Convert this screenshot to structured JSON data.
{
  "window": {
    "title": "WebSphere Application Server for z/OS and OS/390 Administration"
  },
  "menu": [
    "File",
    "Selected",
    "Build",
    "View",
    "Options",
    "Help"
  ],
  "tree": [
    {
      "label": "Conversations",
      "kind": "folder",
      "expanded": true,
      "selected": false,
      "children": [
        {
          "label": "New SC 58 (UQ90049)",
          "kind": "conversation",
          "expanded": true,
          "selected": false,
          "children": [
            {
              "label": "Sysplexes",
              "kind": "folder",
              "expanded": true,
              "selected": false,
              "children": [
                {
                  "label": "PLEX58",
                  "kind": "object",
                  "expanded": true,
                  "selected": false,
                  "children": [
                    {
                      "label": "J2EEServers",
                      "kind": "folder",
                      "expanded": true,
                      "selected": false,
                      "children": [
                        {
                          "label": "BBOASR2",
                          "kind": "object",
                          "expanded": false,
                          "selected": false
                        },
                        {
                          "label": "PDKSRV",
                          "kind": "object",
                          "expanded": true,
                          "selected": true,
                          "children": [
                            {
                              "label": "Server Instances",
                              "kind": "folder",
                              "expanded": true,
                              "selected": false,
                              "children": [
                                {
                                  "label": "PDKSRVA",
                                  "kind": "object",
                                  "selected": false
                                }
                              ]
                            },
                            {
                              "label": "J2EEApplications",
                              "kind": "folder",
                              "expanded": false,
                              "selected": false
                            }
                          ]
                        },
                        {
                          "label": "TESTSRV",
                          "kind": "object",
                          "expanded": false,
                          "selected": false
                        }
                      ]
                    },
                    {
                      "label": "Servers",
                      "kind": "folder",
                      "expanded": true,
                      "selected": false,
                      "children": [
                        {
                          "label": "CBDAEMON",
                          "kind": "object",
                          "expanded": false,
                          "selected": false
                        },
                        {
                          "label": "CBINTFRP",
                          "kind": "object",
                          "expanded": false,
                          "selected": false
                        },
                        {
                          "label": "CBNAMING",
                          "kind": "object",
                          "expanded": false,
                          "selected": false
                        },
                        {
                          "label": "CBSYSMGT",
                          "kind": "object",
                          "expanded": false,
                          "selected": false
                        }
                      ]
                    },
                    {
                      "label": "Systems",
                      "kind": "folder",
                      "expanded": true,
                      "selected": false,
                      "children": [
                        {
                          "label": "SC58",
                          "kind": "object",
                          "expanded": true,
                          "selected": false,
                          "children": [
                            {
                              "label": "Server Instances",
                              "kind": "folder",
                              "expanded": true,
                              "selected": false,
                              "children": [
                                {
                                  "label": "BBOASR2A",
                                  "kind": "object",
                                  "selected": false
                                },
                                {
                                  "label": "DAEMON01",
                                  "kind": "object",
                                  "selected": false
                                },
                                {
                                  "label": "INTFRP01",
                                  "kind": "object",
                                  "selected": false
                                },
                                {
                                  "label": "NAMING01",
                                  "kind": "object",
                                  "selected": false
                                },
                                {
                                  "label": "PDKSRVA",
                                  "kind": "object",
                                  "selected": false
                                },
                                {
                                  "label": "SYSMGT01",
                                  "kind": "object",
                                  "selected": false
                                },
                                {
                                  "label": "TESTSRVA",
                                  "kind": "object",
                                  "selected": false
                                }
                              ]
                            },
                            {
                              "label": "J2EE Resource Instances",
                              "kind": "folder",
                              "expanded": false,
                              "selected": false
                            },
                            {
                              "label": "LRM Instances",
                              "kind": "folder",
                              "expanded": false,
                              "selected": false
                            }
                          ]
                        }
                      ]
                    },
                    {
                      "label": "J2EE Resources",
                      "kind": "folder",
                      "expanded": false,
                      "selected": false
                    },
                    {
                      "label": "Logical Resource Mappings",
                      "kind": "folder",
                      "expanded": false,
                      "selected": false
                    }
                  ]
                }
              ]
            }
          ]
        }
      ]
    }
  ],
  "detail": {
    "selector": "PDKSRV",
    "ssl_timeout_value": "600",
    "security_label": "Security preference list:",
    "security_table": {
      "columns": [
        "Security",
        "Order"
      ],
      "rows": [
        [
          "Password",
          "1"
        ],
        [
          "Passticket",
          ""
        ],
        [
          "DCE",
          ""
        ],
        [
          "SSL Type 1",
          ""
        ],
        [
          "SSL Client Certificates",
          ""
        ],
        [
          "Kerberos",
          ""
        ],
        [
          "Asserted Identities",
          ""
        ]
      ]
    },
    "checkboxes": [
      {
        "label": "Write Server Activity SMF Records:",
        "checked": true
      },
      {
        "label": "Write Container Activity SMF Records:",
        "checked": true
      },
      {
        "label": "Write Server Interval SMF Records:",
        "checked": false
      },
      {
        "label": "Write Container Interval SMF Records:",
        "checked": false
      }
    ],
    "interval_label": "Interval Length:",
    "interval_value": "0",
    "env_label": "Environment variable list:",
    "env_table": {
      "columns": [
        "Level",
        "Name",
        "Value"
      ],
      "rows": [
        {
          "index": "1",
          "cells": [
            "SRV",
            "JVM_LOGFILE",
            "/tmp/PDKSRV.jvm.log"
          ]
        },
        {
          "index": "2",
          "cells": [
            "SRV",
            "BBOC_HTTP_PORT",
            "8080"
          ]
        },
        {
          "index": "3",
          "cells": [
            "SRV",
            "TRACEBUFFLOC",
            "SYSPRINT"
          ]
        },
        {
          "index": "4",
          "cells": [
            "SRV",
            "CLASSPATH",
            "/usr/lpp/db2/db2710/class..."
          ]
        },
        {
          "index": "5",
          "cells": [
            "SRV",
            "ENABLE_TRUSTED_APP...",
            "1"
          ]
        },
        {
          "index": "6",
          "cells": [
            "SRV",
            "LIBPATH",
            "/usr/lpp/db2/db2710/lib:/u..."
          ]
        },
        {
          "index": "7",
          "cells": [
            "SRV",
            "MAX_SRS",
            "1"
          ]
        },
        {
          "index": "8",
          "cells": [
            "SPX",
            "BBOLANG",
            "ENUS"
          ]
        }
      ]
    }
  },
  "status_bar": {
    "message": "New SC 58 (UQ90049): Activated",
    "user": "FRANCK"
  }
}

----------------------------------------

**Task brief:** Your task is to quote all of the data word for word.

**Answer to the exercise:**
Convert this screenshot to structured JSON data.
{
  "window": {
    "title": "WebSphere Application Server for z/OS and OS/390 Administration"
  },
  "menu": [
    "File",
    "Selected",
    "Build",
    "View",
    "Options",
    "Help"
  ],
  "tree": [
    {
      "label": "Conversations",
      "kind": "folder",
      "expanded": true,
      "selected": false,
      "children": [
        {
          "label": "New SC 58 (UQ90049)",
          "kind": "conversation",
          "expanded": true,
          "selected": false,
          "children": [
            {
              "label": "Sysplexes",
              "kind": "folder",
              "expanded": true,
              "selected": false,
              "children": [
                {
                  "label": "PLEX58",
                  "kind": "object",
                  "expanded": true,
                  "selected": false,
                  "children": [
                    {
                      "label": "J2EEServers",
                      "kind": "folder",
                      "expanded": true,
                      "selected": false,
                      "children": [
                        {
                          "label": "BBOASR2",
                          "kind": "object",
                          "expanded": false,
                          "selected": false
                        },
                        {
                          "label": "PDKSRV",
                          "kind": "object",
                          "expanded": true,
                          "selected": true,
                          "children": [
                            {
                              "label": "Server Instances",
                              "kind": "folder",
                              "expanded": true,
                              "selected": false,
                              "children": [
                                {
                                  "label": "PDKSRVA",
                                  "kind": "object",
                                  "selected": false
                                }
                              ]
                            },
                            {
                              "label": "J2EEApplications",
                              "kind": "folder",
                              "expanded": false,
                              "selected": false
                            }
                          ]
                        },
                        {
                          "label": "TESTSRV",
                          "kind": "object",
                          "expanded": false,
                          "selected": false
                        }
                      ]
                    },
                    {
                      "label": "Servers",
                      "kind": "folder",
                      "expanded": true,
                      "selected": false,
                      "children": [
                        {
                          "label": "CBDAEMON",
                          "kind": "object",
                          "expanded": false,
                          "selected": false
                        },
                        {
                          "label": "CBINTFRP",
                          "kind": "object",
                          "expanded": false,
                          "selected": false
                        },
                        {
                          "label": "CBNAMING",
                          "kind": "object",
                          "expanded": false,
                          "selected": false
                        },
                        {
                          "label": "CBSYSMGT",
                          "kind": "object",
                          "expanded": false,
                          "selected": false
                        }
                      ]
                    },
                    {
                      "label": "Systems",
                      "kind": "folder",
                      "expanded": true,
                      "selected": false,
                      "children": [
                        {
                          "label": "SC58",
                          "kind": "object",
                          "expanded": true,
                          "selected": false,
                          "children": [
                            {
                              "label": "Server Instances",
                              "kind": "folder",
                              "expanded": true,
                              "selected": false,
                              "children": [
                                {
                                  "label": "BBOASR2A",
                                  "kind": "object",
                                  "selected": false
                                },
                                {
                                  "label": "DAEMON01",
                                  "kind": "object",
                                  "selected": false
                                },
                                {
                                  "label": "INTFRP01",
                                  "kind": "object",
                                  "selected": false
                                },
                                {
                                  "label": "NAMING01",
                                  "kind": "object",
                                  "selected": false
                                },
                                {
                                  "label": "PDKSRVA",
                                  "kind": "object",
                                  "selected": false
                                },
                                {
                                  "label": "SYSMGT01",
                                  "kind": "object",
                                  "selected": false
                                },
                                {
                                  "label": "TESTSRVA",
                                  "kind": "object",
                                  "selected": false
                                }
                              ]
                            },
                            {
                              "label": "J2EE Resource Instances",
                              "kind": "folder",
                              "expanded": false,
                              "selected": false
                            },
                            {
                              "label": "LRM Instances",
                              "kind": "folder",
                              "expanded": false,
                              "selected": false
                            }
                          ]
                        }
                      ]
                    },
                    {
                      "label": "J2EE Resources",
                      "kind": "folder",
                      "expanded": false,
                      "selected": false
                    },
                    {
                      "label": "Logical Resource Mappings",
                      "kind": "folder",
                      "expanded": false,
                      "selected": false
                    }
                  ]
                }
              ]
            }
          ]
        }
      ]
    }
  ],
  "detail": {
    "selector": "PDKSRV",
    "ssl_timeout_value": "600",
    "security_label": "Security preference list:",
    "security_table": {
      "columns": [
        "Security",
        "Order"
      ],
      "rows": [
        [
          "Password",
          "1"
        ],
        [
          "Passticket",
          ""
        ],
        [
          "DCE",
          ""
        ],
        [
          "SSL Type 1",
          ""
        ],
        [
          "SSL Client Certificates",
          ""
        ],
        [
          "Kerberos",
          ""
        ],
        [
          "Asserted Identities",
          ""
        ]
      ]
    },
    "checkboxes": [
      {
        "label": "Write Server Activity SMF Records:",
        "checked": true
      },
      {
        "label": "Write Container Activity SMF Records:",
        "checked": true
      },
      {
        "label": "Write Server Interval SMF Records:",
        "checked": false
      },
      {
        "label": "Write Container Interval SMF Records:",
        "checked": false
      }
    ],
    "interval_label": "Interval Length:",
    "interval_value": "0",
    "env_label": "Environment variable list:",
    "env_table": {
      "columns": [
        "Level",
        "Name",
        "Value"
      ],
      "rows": [
        {
          "index": "1",
          "cells": [
            "SRV",
            "JVM_LOGFILE",
            "/tmp/PDKSRV.jvm.log"
          ]
        },
        {
          "index": "2",
          "cells": [
            "SRV",
            "BBOC_HTTP_PORT",
            "8080"
          ]
        },
        {
          "index": "3",
          "cells": [
            "SRV",
            "TRACEBUFFLOC",
            "SYSPRINT"
          ]
        },
        {
          "index": "4",
          "cells": [
            "SRV",
            "CLASSPATH",
            "/usr/lpp/db2/db2710/class..."
          ]
        },
        {
          "index": "5",
          "cells": [
            "SRV",
            "ENABLE_TRUSTED_APP...",
            "1"
          ]
        },
        {
          "index": "6",
          "cells": [
            "SRV",
            "LIBPATH",
            "/usr/lpp/db2/db2710/lib:/u..."
          ]
        },
        {
          "index": "7",
          "cells": [
            "SRV",
            "MAX_SRS",
            "1"
          ]
        },
        {
          "index": "8",
          "cells": [
            "SPX",
            "BBOLANG",
            "ENUS"
          ]
        }
      ]
    }
  },
  "status_bar": {
    "message": "New SC 58 (UQ90049): Activated",
    "user": "FRANCK"
  }
}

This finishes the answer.